Items Tagged with 'GSE conservatorship'

ARTICLES

  • Housing industry responds to Trump's calls for housing finance reform

    Groups applaud president's official step toward instigating long-awaited change
    On Wednesday, President Donald Trump signed a memorandum calling for an end of the conservatorship of Fannie Mae and Freddie Mac. The memorandum details programs and objectives that the government agencies are asked to analyze for reform, but it doesn't provide many other specifics. Absent concrete details for change, most groups in the housing space applauded the president's move as an necessary step toward instigating much-needed change.
    Read More
  • Trump asks HUD to address financial viability of reverse mortgage program

    Housing finance reform to include assessment of HECMs
    President Donald Trump this week put into motion federal action on the "overdue reform of the housing finance system." Among the president's to-do list for the HUD secretary: address the financial viability of the reverse mortgage program, and report back to him promptly with a detailed plan for reform.
    Read More
  • Trump to sign memorandum on housing finance reform
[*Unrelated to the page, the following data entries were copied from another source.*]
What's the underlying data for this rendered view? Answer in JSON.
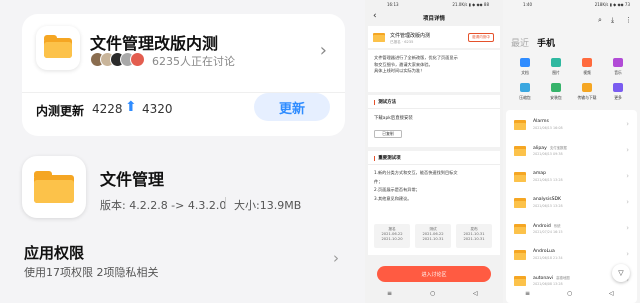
{
  "left": {
    "beta": {
      "title": "文件管理改版内测",
      "participants": "6235人正在讨论",
      "update_label": "内测更新",
      "from_version": "4228",
      "to_version": "4320",
      "update_button": "更新"
    },
    "app": {
      "name": "文件管理",
      "version": "版本: 4.2.2.8 -> 4.3.2.0",
      "size": "大小:13.9MB"
    },
    "permissions": {
      "title": "应用权限",
      "desc": "使用17项权限 2项隐私相关"
    },
    "colors": {
      "accent": "#2f8cff",
      "folder": "#f5a623",
      "folder_front": "#fcc24a"
    }
  },
  "middle": {
    "status_time": "16:13",
    "status_right": "21.0K/s ▮ ◆ ◆◆ 88",
    "title": "项目详情",
    "app_name": "文件管理改版内测",
    "app_sub": "已报名 · 6235",
    "tag": "邀请内测中",
    "desc": [
      "文件管理器进行了全新改版，优化了页面显示",
      "和交互细节，邀请大家来体验。",
      "具体上线时间以实际为准！"
    ],
    "method_title": "测试方法",
    "method_text": "下载apk后直接安装",
    "copy_button": "已复制",
    "content_title": "重要测试项",
    "content_items": [
      "1.新的分类方式和交互，能否快速找到目标文",
      "件；",
      "2.页面展示是否有异常；",
      "3.其他意见和建议。"
    ],
    "dates": [
      {
        "label": "报名",
        "a": "2021.06.22",
        "b": "2021.10.20"
      },
      {
        "label": "测试",
        "a": "2021.06.22",
        "b": "2021.10.31"
      },
      {
        "label": "发布",
        "a": "2021.10.31",
        "b": "2021.10.31"
      }
    ],
    "cta": "进入讨论区",
    "cta_color": "#ff5b42"
  },
  "right": {
    "status_time": "1:40",
    "status_right": "218K/s ▮ ◆ ◆◆ 73",
    "tab_recent": "最近",
    "tab_phone": "手机",
    "categories": [
      {
        "label": "文档",
        "color": "#2f8cff"
      },
      {
        "label": "图片",
        "color": "#2fb8a0"
      },
      {
        "label": "视频",
        "color": "#ff6a3d"
      },
      {
        "label": "音乐",
        "color": "#b14bd6"
      },
      {
        "label": "压缩包",
        "color": "#3aa7e0"
      },
      {
        "label": "安装包",
        "color": "#36b36a"
      },
      {
        "label": "传输与下载",
        "color": "#f5a623"
      },
      {
        "label": "更多",
        "color": "#7a5cf0"
      }
    ],
    "files": [
      {
        "name": "Alarms",
        "tag": "",
        "date": "2021/06/15 16:08"
      },
      {
        "name": "alipay",
        "tag": "支付宝数据",
        "date": "2021/06/15 09:38"
      },
      {
        "name": "amap",
        "tag": "",
        "date": "2021/06/15 13:28"
      },
      {
        "name": "analysisSDK",
        "tag": "",
        "date": "2021/06/15 13:28"
      },
      {
        "name": "Android",
        "tag": "系统",
        "date": "2021/07/24 16:15"
      },
      {
        "name": "AndroLua",
        "tag": "",
        "date": "2021/06/18 21:34"
      },
      {
        "name": "autonavi",
        "tag": "高德地图",
        "date": "2021/06/08 13:28"
      }
    ]
  }
}
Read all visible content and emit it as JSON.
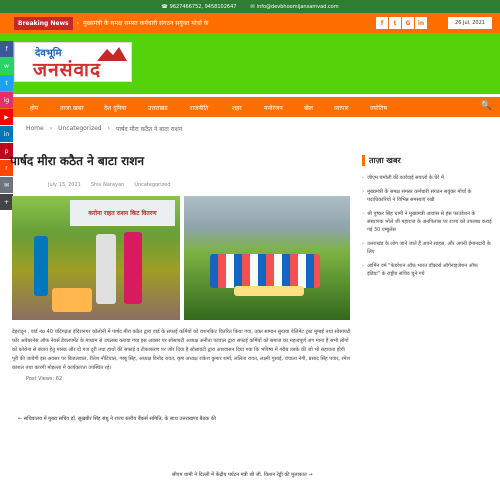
{
  "topbar": {
    "phone": "9627466752, 9458102647",
    "email": "info@devbhoomijansamvad.com"
  },
  "news": {
    "badge": "Breaking News",
    "text": "मुख्यमंत्री के समक्ष समस्त कर्मचारी संगठन सयुंक्त मोर्चा के",
    "date": "26 Jul, 2021",
    "social": [
      "f",
      "t",
      "G",
      "in"
    ]
  },
  "logo": {
    "line1": "देवभूमि",
    "line2": "जनसंवाद"
  },
  "nav": {
    "items": [
      "होम",
      "ताजा खबर",
      "देश दुनिया",
      "उत्तराखंड",
      "राजनीति",
      "शहर",
      "मनोरंजन",
      "खेल",
      "व्यापार",
      "ज्योतिष"
    ],
    "search": "🔍"
  },
  "breadcrumb": {
    "home": "Home",
    "cat": "Uncategorized",
    "current": "पार्षद मीरा कठैत ने बाटा राशन"
  },
  "post": {
    "title": "पार्षद मीरा कठैत ने बाटा राशन",
    "date": "July 13, 2021",
    "author": "Shiv Narayan",
    "category": "Uncategorized",
    "banner": "करोना राहत राशन किट वितरण",
    "body": "देहरादून , वार्ड नंo 40 चंदिगढ़ता इंदिरानगर कॉलोनी में पार्षद मीरा कठैत द्वारा वार्ड के सफाई कर्मियों को राशनकिट वितरित किया गया, उक्त सामान सुरज्ञ्या वेलिमेंट ट्रस्ट मुम्बई तथा सोसायटी फोर अवेयरनेस ऑफ नेवर्स डेवलपमेंट के माध्यम से उपलब्ध कराया गया इस अवसर पर सोसायटी अध्यक्ष अनीता पटवाल द्वारा सफाई कर्मियों को समाज का महत्वपूर्ण अंग माना है सभी लोगों को कोरोना से बचाव हेतु मास्क और दो गज दूरी तथा हाथों की सफाई व टीकाकरण पर जोर दिया है सोसायटी द्वारा आश्वासन दिया गया कि भविष्य में गरीब तबके की जो भी सहायता होगी पूरी की जायेगी इस अवसर पर बिजलवाल, रीतेश नौटियाल, गब्बू सिंह, अध्यक्ष विनोद रावत, कृष अध्यक्ष राकेश कुमार शर्मा, ललिता रावत, लक्ष्मी गुसाई, चंचाला नेगी, प्रसाद सिंह पवार, रमेश काशल तथा कारगी मोहल्ला में कार्यकारता उपस्थित रहे।",
    "views": "Post Views:  62"
  },
  "nav_posts": {
    "prev": "← सचिवालय में मुख्य सचिव डॉ. सुखबीर सिंह संधु ने राज्य स्तरीय बैंकर्स समिति, के साथ उत्तराखण्ड बैठक की",
    "next": "सीएम धामी ने दिल्ली में केंद्रीय पर्यटन मंत्री श्री जी. किशन रेड्डी की मुलाकात →"
  },
  "sidebar": {
    "heading": "ताज़ा खबर",
    "items": [
      "जीएम चमोली की कार्रवाई सवालों के घेरे में",
      "मुख्यमंत्री के समक्ष समस्त कर्मचारी संगठन सयुंक्त मोर्चा के पदाधिकारियों ने विभिन्न समस्याएं रखी",
      "श्री पुष्कर सिंह धामी ने मुख्यमंत्री आवास से हंस फाउंडेशन के संस्थापक भोले जी महाराज के अनपिलास पर राज्य को उपलब्ध कराई गई 30 एम्बुलेंस",
      "उत्तराखंड के लोग जाने जाते हैं अपने साहस, और अपनी ईमानदारी के लिए",
      "आर्मिन वर्म \"फेडरेशन ऑफ भारत डॉक्टर्स ऑर्गनाइजेशन ऑफ इंडिया\" के राष्ट्रीय सचिव चुने गये"
    ]
  },
  "colors": {
    "orange": "#ff6f00",
    "green": "#54d20a",
    "dark_green": "#2e7d32",
    "red": "#c62828"
  }
}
    Expected to direct HUD and Treasury to draft reports on GSE reform
    President Donald Trump is expected to sign a memorandum on housing finance reform Wednesday, on the second day of Senate Banking Committee hearings on GSE reform that are intensifying the debate over removing Freddie Mac and Fannie Mae from conservatorship.
    Read More
  • Freddie Mac CEO Don Layton stepping down in July, David Brickman to take over

    Layton set to retire July 1
    Don Layton’s time as CEO of Freddie Mac will officially end this summer, the government-sponsored enterprise announced Thursday morning. Layton has led Freddie Mac since 2012, but the GSE announced last year that Layton would be retiring at some point in the second half of 2019. And Thursday, the GSE revealed exactly when Layton’s run as CEO will end, and who will replace him.
    Read More
  • Fannie Mae CEO Tim Mayopoulos: Conservatorship has been very successful

    On his last day as CEO, Mayopoulos looks back and looks ahead
    Despite other prominent housing figures stating earlier that morning that the GSE conservatorship is unstable and undesirable, Fannie Mae CEO Tim Mayopoulos complimented the government on its decision to bail out the companies and place them in conservatorship for 10 years. "Conservatorship has been very successful," Mayopoulos said. "What the government did worked quite well."
    Read More
  • Top housing groups push Trump administration, Congress to enact permanent GSE reform

    Housing industry’s biggest acronyms want formalized, stable changes
    With the 10-year anniversary of the government taking Fannie Mae and Freddie Mac into conservatorship nigh upon us, a coalition of the housing industry’s largest trade groups, affordable housing advocates, and others is calling on the Trump administration and Congress to enact permanent reforms to the government-sponsored enterprises.
    Read More
  • Fannie Mae needs billions from Treasury for the first time since 2012. What happened?

    Credit the Republican tax plan, and much more
    If you’ve been playing close attention, you knew this day was coming, but that doesn’t make it any less shocking. Fannie Mae needs money from the government for the first time since 2012. So, how did we get here? The easy answer is to blame the Republican tax plan, and in many ways, that’s correct… but it’s far more complicated than that.
    Read More
  • Fannie and Freddie make more money per employee than almost any other company

    GSEs’ profit per employee is among highest in the world
    What Fannie Mae and Freddie Mac do with the money they make has long been a debate in the housing finance world. What has never been up for debate is just how much money the GSEs make. Being the major (only?) players in the secondary mortgage market has been good business for Fannie and Freddie for some time. But new analysis puts the GSEs’ business into stark perspective.
    Read More
  • Here's the final tally on Fannie, Freddie credit risk-sharing in 2016

    FHFA report details GSEs' efforts to offload risk
    In 2013, Fannie Mae and Freddie Mac began shifting credit risk to investors as part of a plan to reduce the overall risk of the government-sponsored enterprises, and therefore, the risk to the American taxpayers. And a new report published Monday by the Federal Housing Finance Agency shows how much progress the GSEs are making in their collective effort to protect the taxpayers from risk.
    Read More